As a graduate of the Goldman Sachs 10,000 Small Businesses program, I’ve personally benefited from and nurtured incredible relationships with other women entrepreneurs, both in Denver and throughout the country. The beginning of the pandemic was particularly alarming for business owners and relying on each other for advice, information, and funding resources was key to staying afloat financially and emotionally. I studied female leaders in Denver, going to panel discussions and meeting them afterwards. I was always struck by their openness about their struggles, their genuine desire to help and mentor, the humble acknowledgment of their successes and failures, and strong sense of honesty and fairness. They taught me by example.
As Wash Park residents, what have been your favorite memories in this quickly evolving pocket of Denver?
My children were born in Wash Park. I’s the only neighborhood they know. Now, I watch another generation of kids learning how to ride bicycles on our street. We have made lifelong friends and would never consider moving anywhere else.
The Park. The Park. The Park has been a constant source of enjoyment over the years. Where do you start? Walks in the snow pulling the red Radio Flyer wagon with both kids in it. Tennis games with kids watching from the play pen. Swimming on Saturday mornings. Watching the ducklings grow up. South High School band practice. Geese flying over the house. Weddings in the annual parterres. Walks with girlfriends, faster or slower depending on the topic. Walks with all our dogs over the years. In fact, some savvy people sold a litter of chocolate lab puppies in the park after Saturday soccer games almost 20 years ago, thus the highly imaginative name of Parker for our new dog!

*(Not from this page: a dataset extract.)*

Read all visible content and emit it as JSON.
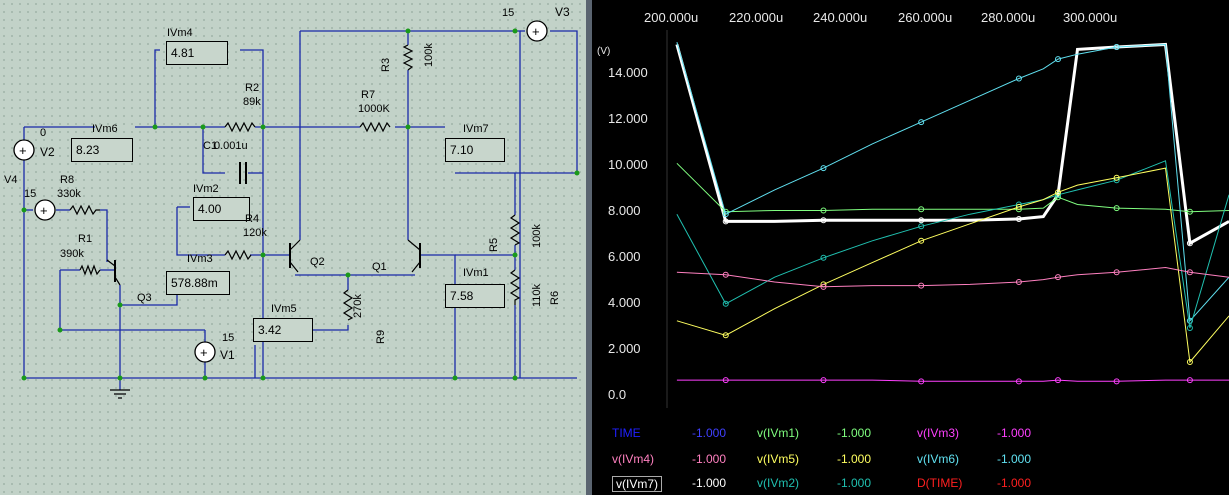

To learn more about Birdsall & Co., visit them in person at 2870 S. Broadway, or check them out online at birdsallgardens.com.